The store sells a wide variety of items: chairs, desks, lamps, tape dispensers, mini refrigerators, pianos, exercise equipment, glass beakers — nothing over $500. The store is typically busiest in June and July, when it receives athletic gear.
“A file cabinet could easily retail for $500-600. Here, we sell them for $10 a drawer. So a five-drawer file cabinet would be $50,” says Jeter.
They also sell computers, but because they’re University property, the software and operating systems are removed to comply with HIPAA requirements. “A customer could come in and buy a computer for $15-$20, and then go buy a hard drive and software and be good to go,” Jeter says.
They sell DVD players for $25-30. “These are nice, and they work. UNC doesn’t buy cheap things,” says Jeter.
During the pandemic, University Surplus closed its retail store. Staff continued picking up surplus, but sparingly. Jeter and his staff also managed the warehousing and distribution of personal protective equipment for the University.

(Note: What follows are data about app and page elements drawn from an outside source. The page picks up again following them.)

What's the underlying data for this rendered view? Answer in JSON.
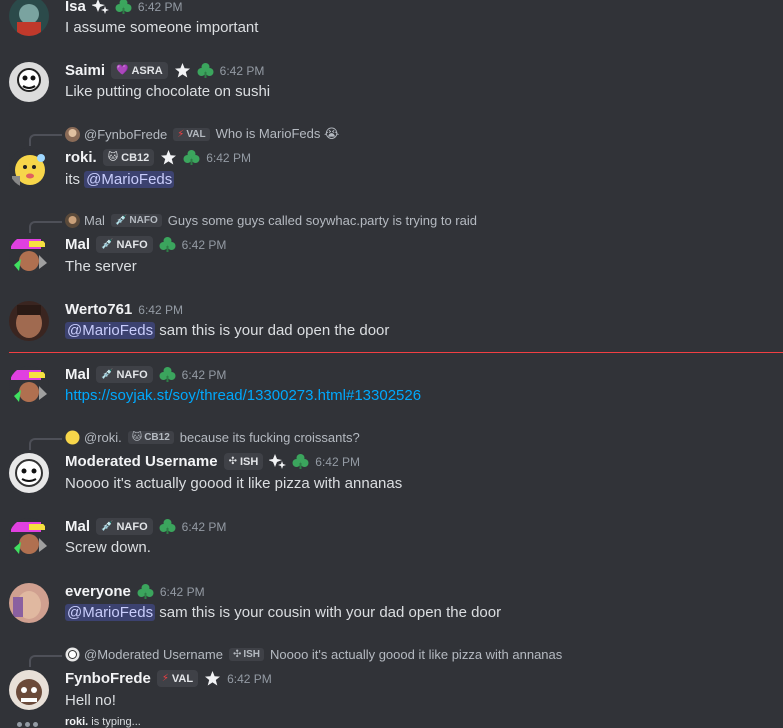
{
  "colors": {
    "background": "#313338",
    "mention_bg": "#3c4270",
    "link": "#00a8fc",
    "new_divider": "#f23f43"
  },
  "messages": [
    {
      "username": "Isa",
      "time": "6:42 PM",
      "text": "I assume someone important",
      "icons": [
        "sparkle-stars-icon",
        "green-clover-icon"
      ]
    },
    {
      "username": "Saimi",
      "tag": "ASRA",
      "tag_icon": "💜",
      "time": "6:42 PM",
      "text": "Like putting chocolate on sushi",
      "icons": [
        "star-badge-icon",
        "green-clover-icon"
      ]
    },
    {
      "reply": {
        "name": "@FynboFrede",
        "tag": "VAL",
        "tag_icon": "⚡",
        "text": "Who is MarioFeds 😭"
      },
      "username": "roki.",
      "tag": "CB12",
      "tag_icon": "🐱",
      "time": "6:42 PM",
      "text_prefix": "its ",
      "mention": "@MarioFeds",
      "icons": [
        "star-badge-icon",
        "green-clover-icon"
      ]
    },
    {
      "reply": {
        "name": "Mal",
        "tag": "NAFO",
        "tag_icon": "💉",
        "text": "Guys some guys called soywhac.party is trying to raid"
      },
      "username": "Mal",
      "tag": "NAFO",
      "tag_icon": "💉",
      "time": "6:42 PM",
      "text": "The server",
      "icons": [
        "green-clover-icon"
      ]
    },
    {
      "username": "Werto761",
      "time": "6:42 PM",
      "mention": "@MarioFeds",
      "text_suffix": " sam this is your dad open the door"
    },
    {
      "username": "Mal",
      "tag": "NAFO",
      "tag_icon": "💉",
      "time": "6:42 PM",
      "link": "https://soyjak.st/soy/thread/13300273.html#13302526",
      "icons": [
        "green-clover-icon"
      ]
    },
    {
      "reply": {
        "name": "@roki.",
        "tag": "CB12",
        "tag_icon": "🐱",
        "text": "because its fucking croissants?"
      },
      "username": "Moderated Username",
      "tag": "ISH",
      "tag_icon": "✣",
      "time": "6:42 PM",
      "text": "Noooo it's actually goood it like pizza with annanas",
      "icons": [
        "sparkle-stars-icon",
        "green-clover-icon"
      ]
    },
    {
      "username": "Mal",
      "tag": "NAFO",
      "tag_icon": "💉",
      "time": "6:42 PM",
      "text": "Screw down.",
      "icons": [
        "green-clover-icon"
      ]
    },
    {
      "username": "everyone",
      "time": "6:42 PM",
      "mention": "@MarioFeds",
      "text_suffix": " sam this is your cousin with your dad open the door",
      "icons": [
        "green-clover-icon"
      ]
    },
    {
      "reply": {
        "name": "@Moderated Username",
        "tag": "ISH",
        "tag_icon": "✣",
        "text": "Noooo it's actually goood it like pizza with annanas"
      },
      "username": "FynboFrede",
      "tag": "VAL",
      "tag_icon": "⚡",
      "time": "6:42 PM",
      "text": "Hell no!",
      "icons": [
        "star-badge-icon"
      ]
    }
  ],
  "typing": {
    "user": "roki.",
    "text": " is typing..."
  }
}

The store is still working through a backlog of orders received during the pandemic. On a typical day, the store receives 15-20 pickup requests. A few months ago, the store had a backlog of 120 requests. Now, the number is down to 20. “The team has done a great job, especially with the shortage of personnel,” Jeter says.

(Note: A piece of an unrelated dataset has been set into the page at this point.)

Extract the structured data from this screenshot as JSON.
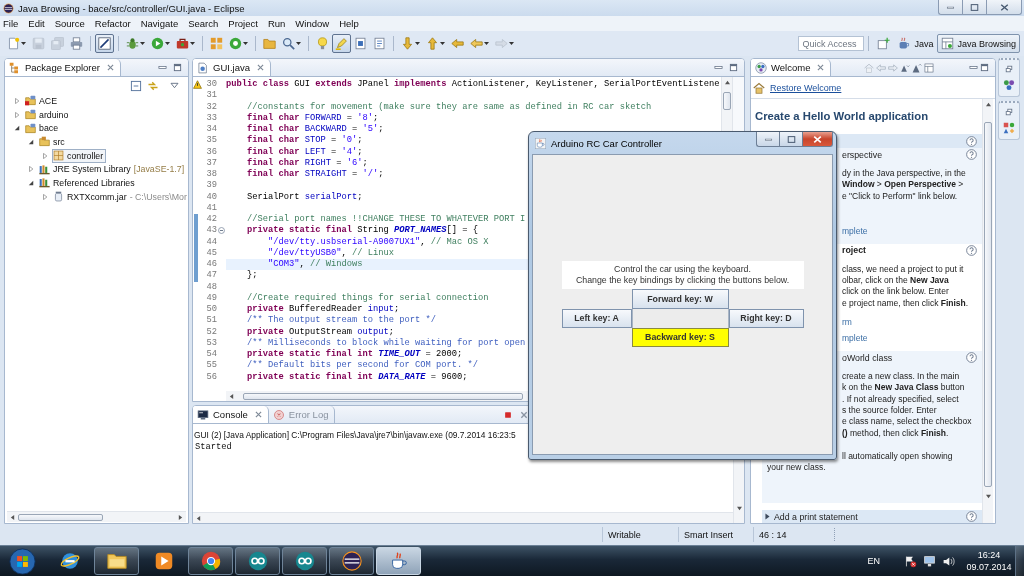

Jeter says the strangest items he has seen pass through the store are anatomically correct mannequins, such as those used for medical training. They caused quite a stir.
“I had one customer demand that they be dressed so that she could continue to shop without distress,” Jeter says.
Through a partnership with Power House Recycling of Salisbury, North Carolina, University Surplus recycles an average of 10 tons of computers and electronic waste per month, as well as 351 tons of scrap metal waste per month.
Jeter said that his favorite part of working at the surplus store has to be the customers. “It’s very uplifting to see people come in and get a good deal and feel happy. I get a lot of joy from how happy people are with a good deal.”
Sometimes customers are so happy that they bring the employees donuts or muffins as a thank you.
The Surplus Property Retail Store is open to the public 8 a.m.-4 p.m., Monday-Friday. It closes for lunch each day from noon-12:30 p.m.